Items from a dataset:
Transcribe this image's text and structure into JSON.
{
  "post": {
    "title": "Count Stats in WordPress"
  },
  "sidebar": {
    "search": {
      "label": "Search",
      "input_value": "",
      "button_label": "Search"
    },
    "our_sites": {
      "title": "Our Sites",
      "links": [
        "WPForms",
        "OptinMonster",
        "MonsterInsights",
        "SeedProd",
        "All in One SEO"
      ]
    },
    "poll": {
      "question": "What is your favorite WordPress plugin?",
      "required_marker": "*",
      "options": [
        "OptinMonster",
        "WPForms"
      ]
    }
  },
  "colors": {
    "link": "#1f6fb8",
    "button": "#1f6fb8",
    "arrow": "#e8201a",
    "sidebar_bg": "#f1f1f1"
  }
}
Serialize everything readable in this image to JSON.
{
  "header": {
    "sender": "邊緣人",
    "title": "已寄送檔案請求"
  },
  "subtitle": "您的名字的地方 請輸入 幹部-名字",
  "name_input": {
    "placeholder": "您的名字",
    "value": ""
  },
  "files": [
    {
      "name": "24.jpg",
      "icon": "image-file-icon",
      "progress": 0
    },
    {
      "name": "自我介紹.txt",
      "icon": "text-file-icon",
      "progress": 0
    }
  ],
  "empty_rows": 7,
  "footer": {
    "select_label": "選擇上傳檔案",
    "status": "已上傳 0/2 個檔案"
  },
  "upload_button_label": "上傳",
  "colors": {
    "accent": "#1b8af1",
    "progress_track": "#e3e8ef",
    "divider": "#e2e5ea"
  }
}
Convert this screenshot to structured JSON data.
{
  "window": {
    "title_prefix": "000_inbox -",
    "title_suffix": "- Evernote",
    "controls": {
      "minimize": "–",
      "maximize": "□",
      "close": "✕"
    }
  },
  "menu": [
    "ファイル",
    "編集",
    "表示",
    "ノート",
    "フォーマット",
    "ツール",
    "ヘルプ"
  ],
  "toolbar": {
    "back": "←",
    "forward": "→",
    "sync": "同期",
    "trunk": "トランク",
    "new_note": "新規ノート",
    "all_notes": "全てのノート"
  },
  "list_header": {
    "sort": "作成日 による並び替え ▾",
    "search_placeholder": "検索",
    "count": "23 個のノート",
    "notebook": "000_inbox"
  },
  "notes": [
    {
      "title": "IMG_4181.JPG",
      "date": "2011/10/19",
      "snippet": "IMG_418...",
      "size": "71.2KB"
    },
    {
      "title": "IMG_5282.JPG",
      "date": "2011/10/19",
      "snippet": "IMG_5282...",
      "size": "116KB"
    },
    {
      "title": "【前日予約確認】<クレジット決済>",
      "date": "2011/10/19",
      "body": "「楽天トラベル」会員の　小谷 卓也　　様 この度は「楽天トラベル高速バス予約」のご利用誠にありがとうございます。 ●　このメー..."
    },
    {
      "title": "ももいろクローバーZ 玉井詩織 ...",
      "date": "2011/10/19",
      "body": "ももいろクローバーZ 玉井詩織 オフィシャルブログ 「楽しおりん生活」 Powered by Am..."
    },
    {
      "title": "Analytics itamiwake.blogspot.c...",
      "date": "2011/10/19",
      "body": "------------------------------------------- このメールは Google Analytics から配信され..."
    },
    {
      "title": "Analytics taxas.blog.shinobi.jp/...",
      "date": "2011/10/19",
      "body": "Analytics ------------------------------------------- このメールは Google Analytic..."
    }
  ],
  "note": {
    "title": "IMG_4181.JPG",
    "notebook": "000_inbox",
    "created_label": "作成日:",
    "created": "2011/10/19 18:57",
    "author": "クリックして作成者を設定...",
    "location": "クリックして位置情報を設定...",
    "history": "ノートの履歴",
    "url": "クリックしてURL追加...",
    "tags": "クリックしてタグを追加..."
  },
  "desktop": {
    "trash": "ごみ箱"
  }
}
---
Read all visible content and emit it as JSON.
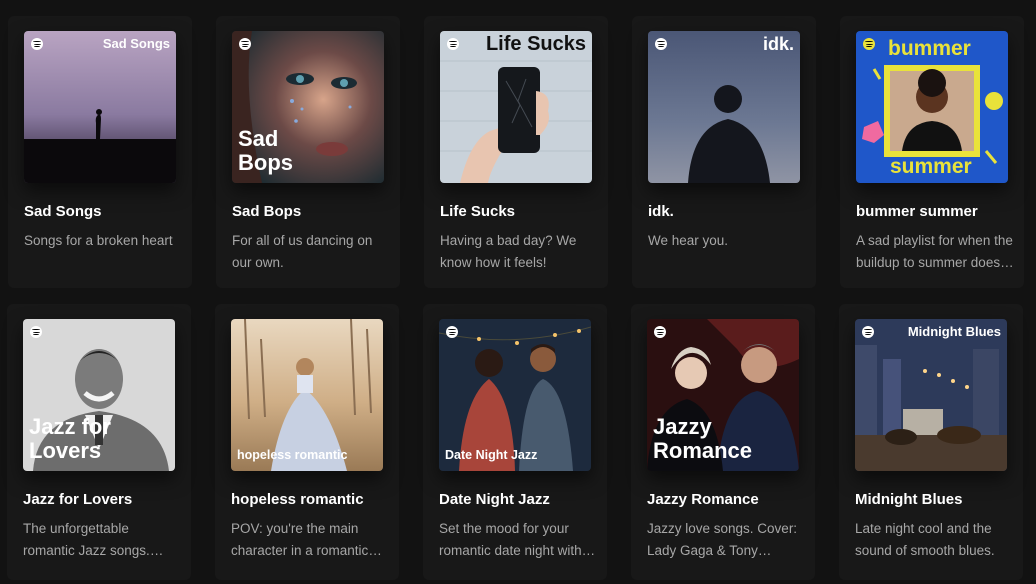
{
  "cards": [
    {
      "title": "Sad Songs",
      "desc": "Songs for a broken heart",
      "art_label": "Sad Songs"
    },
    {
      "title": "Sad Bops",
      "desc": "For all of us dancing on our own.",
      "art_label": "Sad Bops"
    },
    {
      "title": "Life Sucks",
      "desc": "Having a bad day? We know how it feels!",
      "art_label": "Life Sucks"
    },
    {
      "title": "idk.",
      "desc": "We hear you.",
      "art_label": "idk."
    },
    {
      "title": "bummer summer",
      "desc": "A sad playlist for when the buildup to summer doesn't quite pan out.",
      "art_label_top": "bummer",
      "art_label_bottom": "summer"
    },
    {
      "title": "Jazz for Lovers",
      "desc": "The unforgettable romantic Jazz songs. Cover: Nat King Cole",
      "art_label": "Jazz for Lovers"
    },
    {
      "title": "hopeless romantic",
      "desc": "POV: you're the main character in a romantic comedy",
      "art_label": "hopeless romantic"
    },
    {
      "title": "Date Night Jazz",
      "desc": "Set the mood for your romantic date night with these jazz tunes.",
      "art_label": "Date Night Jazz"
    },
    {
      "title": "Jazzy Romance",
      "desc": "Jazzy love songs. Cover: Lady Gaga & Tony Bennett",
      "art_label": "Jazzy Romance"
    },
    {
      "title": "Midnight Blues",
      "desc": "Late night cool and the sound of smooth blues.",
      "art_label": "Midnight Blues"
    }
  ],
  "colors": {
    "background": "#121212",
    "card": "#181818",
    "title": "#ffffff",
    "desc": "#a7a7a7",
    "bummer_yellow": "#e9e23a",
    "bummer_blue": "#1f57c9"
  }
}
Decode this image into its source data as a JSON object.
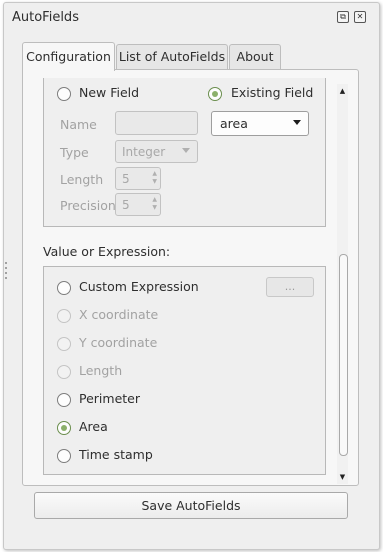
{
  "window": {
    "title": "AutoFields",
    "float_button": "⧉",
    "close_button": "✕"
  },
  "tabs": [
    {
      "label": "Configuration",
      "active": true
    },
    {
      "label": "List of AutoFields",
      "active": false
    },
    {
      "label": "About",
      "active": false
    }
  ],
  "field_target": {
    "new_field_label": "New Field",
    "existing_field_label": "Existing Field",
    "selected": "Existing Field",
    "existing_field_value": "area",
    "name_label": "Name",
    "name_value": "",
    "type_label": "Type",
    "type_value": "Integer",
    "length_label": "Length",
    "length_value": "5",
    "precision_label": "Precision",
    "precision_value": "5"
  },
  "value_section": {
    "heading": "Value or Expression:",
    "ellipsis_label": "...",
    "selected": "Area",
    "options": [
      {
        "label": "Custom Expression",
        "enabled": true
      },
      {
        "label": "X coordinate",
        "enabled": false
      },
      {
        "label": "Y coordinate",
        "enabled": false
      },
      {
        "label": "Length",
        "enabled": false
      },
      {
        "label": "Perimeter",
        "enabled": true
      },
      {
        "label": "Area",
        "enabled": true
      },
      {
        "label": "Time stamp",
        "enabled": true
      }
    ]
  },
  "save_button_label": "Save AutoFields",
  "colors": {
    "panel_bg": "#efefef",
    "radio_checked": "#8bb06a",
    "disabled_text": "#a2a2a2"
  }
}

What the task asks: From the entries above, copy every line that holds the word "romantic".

Response to the task:
      "desc": "The unforgettable romantic Jazz songs. Cover: Nat King Cole",
      "title": "hopeless romantic",
      "desc": "POV: you're the main character in a romantic comedy",
      "art_label": "hopeless romantic"
      "desc": "Set the mood for your romantic date night with these jazz tunes.",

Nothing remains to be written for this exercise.